    MCI Worldcom Inc. (Nasdaq: WCOM) slid by estimates in its first quarter Thursday, pulling in 44 cents a share on booming revenue due to growth in data, Internet and international revenue and declining access and technology costs. First Call was expecting a profit of 43 cents a share.

    Shares in the telecommunications company, which is slated to close its merger with Sprint (NYSE: FON) in the second half of 2000, closed at 40 7/8, well below their 52-week high of 59 3/8. Sprint, which also topped estimates in its first quarter, closed at 59 3/8.

    The merger, announced October 5, will improve MCI WorldCom's standing against the other big telecom players such as AT&T (NYSE: T) and Baby Bells such as Bell Atlantic (NYSE: BEL), which will merge with GTE Corp. (NYSE: GTE), and SBC Communications (NYSE: SBC).

    WorldCom will hold a special meeting of shareholders on Friday to vote on the Sprint merger.

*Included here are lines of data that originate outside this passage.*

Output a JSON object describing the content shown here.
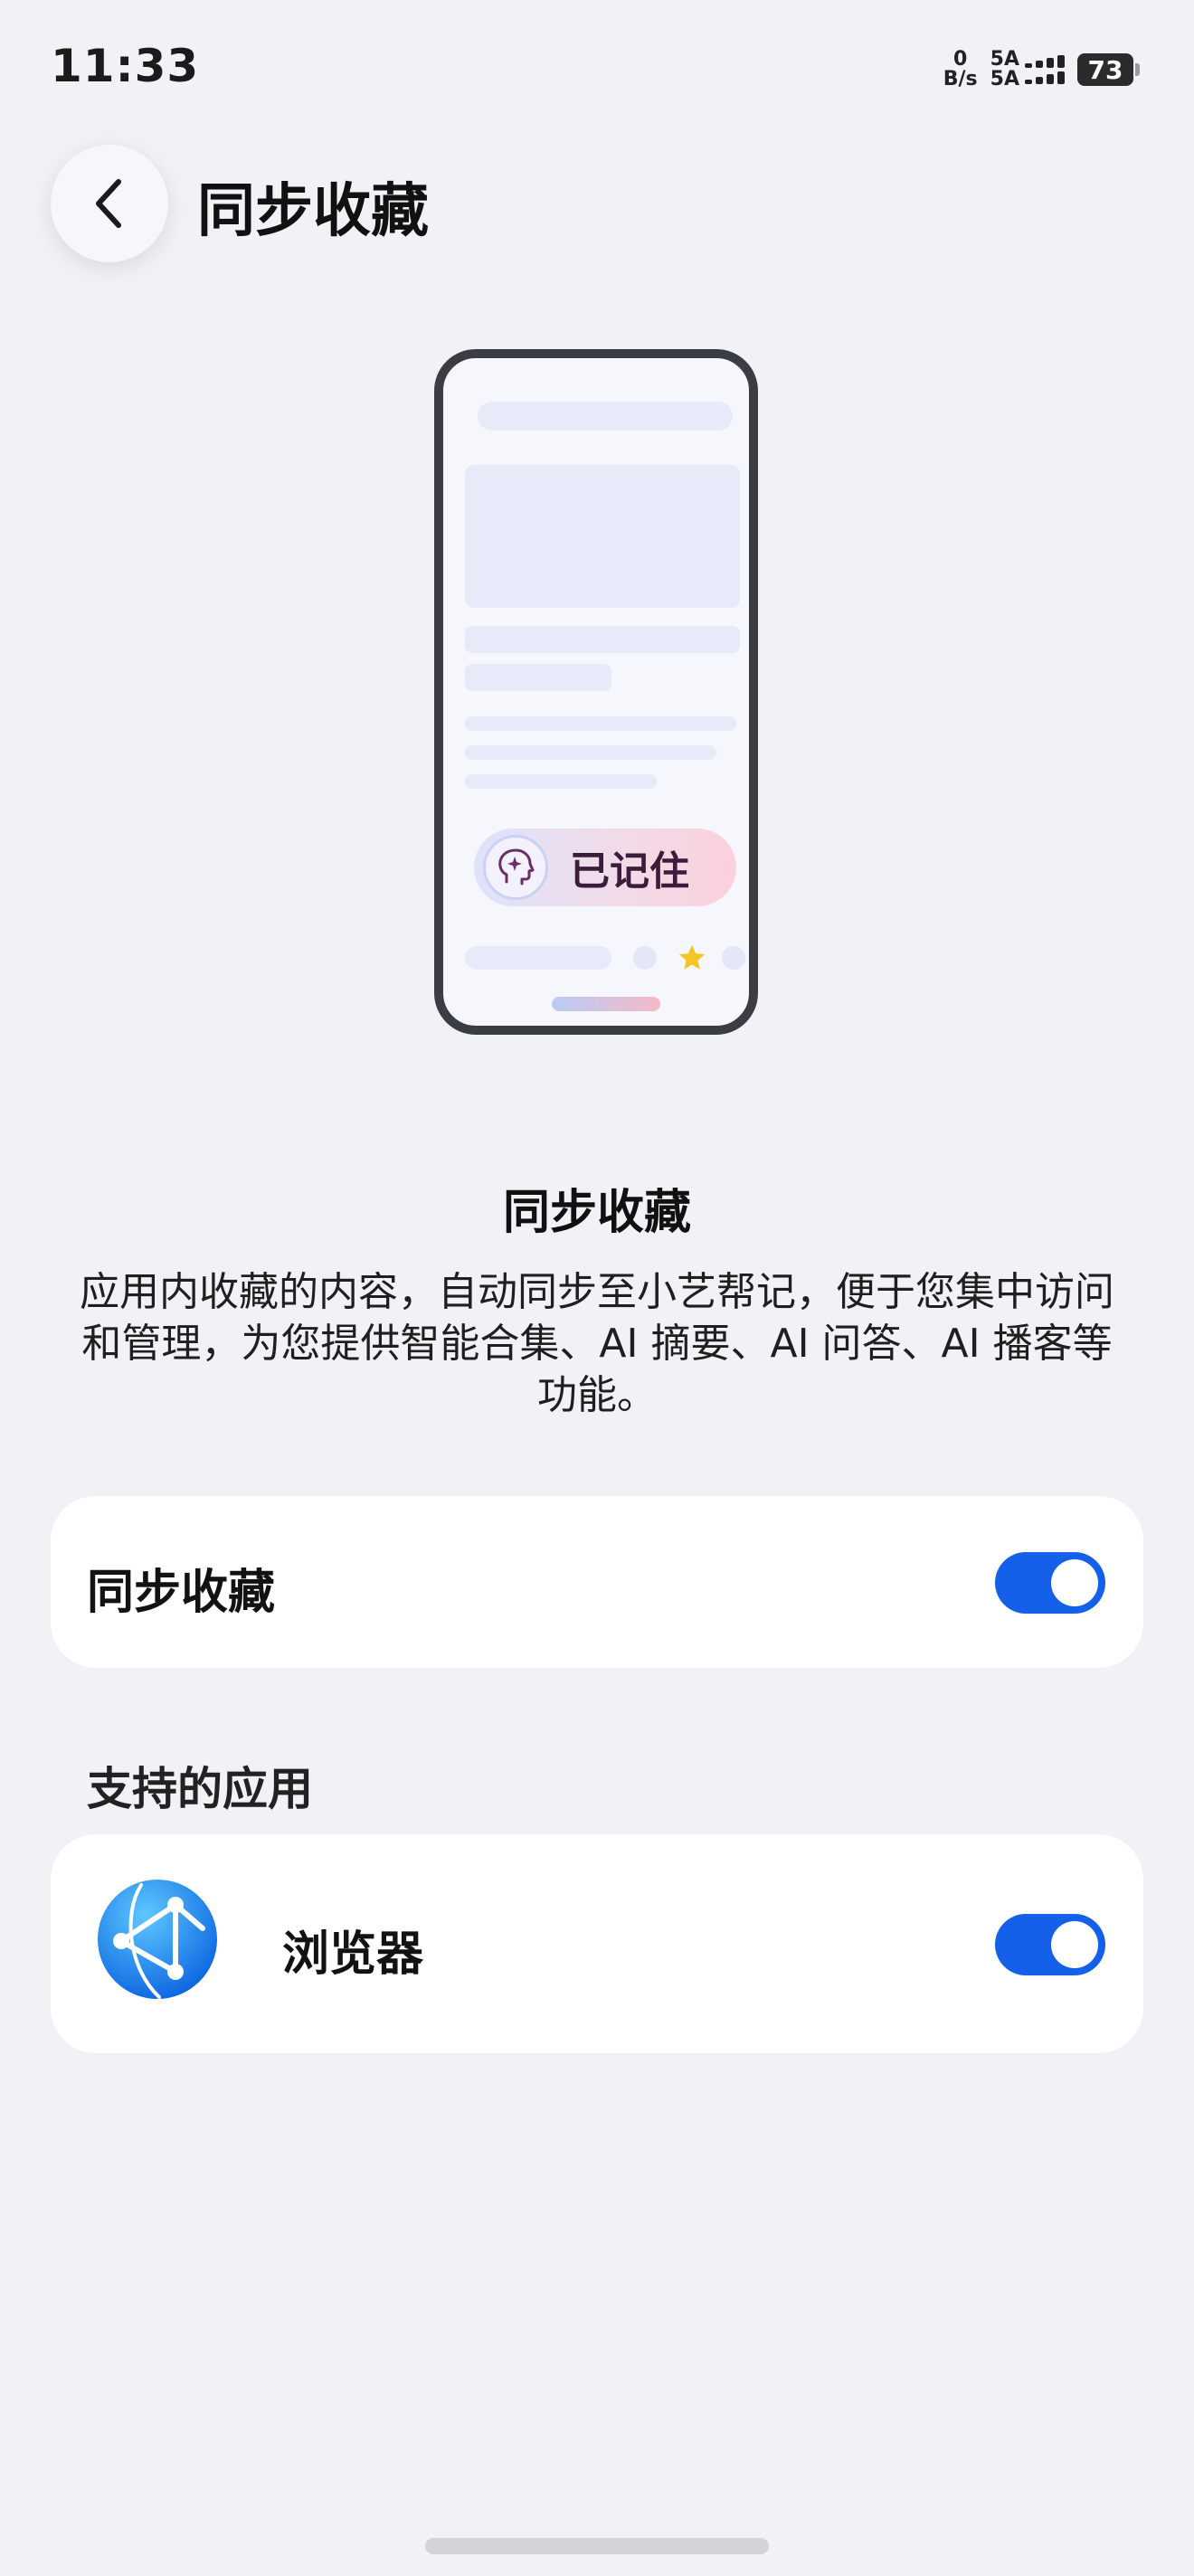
{
  "status_bar": {
    "time": "11:33",
    "net_speed_value": "0",
    "net_speed_unit": "B/s",
    "signal_label_1": "5A",
    "signal_label_2": "5A",
    "battery": "73"
  },
  "header": {
    "title": "同步收藏",
    "back_icon": "chevron-left-icon"
  },
  "illustration": {
    "badge_text": "已记住",
    "badge_icon": "ai-brain-icon",
    "star_icon": "star-icon"
  },
  "feature": {
    "title": "同步收藏",
    "description": "应用内收藏的内容，自动同步至小艺帮记，便于您集中访问和管理，为您提供智能合集、AI 摘要、AI 问答、AI 播客等功能。"
  },
  "sync_setting": {
    "label": "同步收藏",
    "enabled": true
  },
  "supported_apps": {
    "heading": "支持的应用",
    "items": [
      {
        "name": "浏览器",
        "icon": "browser-icon",
        "enabled": true
      }
    ]
  },
  "colors": {
    "background": "#f1f2f6",
    "toggle_on": "#1560e8",
    "card": "#ffffff"
  }
}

    For the quarter ending March 31, earnings before goodwill amortization (cash earnings) increased 59 percent year-over-year to $1.6 billion, or 54 cents a share. Net income increased 80 percent to $1.3 million, or 44 cents a share.

    Excluding WorldCom's interest in the Brazilian telecommunications company Embratel, revenue was $9.2 billion, a year-over-year increase of 14 percent, or $1.1 billion. Including Embratel, revenue was $10 billion

    Communications services revenue, net of voice access costs, increased 19 percent year-over-year.

    Data, Internet and international revenue was the fastest-growing business, up 32 percent from the year-ago quarter to $4.6 billion, or 46 percent of WorldCom's total revenue.

    Operating income grew 62 percent from the first quarter of 1999 to $2.4 billion with depreciation and amortization growing only 4 percent from that period. Gross margins increased by 4 percentage points year-over-year, generating $5.9 billion of gross profit. This represents 18 percent growth from the first quarter of last year.

    During the quarter, WorldCom and America Online (NYSE: AOL) announced a five-year extension of their agreement for dial-up access services. WorldCom's subsidiary, UUNET, has been a provider for AOL for several years. Other accomplishements included a trial of next-generation optical networking equipment from Nortel Networks (NYSE: NT).

    WorldCom said it expects continuing strong growth from data, Internet and international businesses in 2000.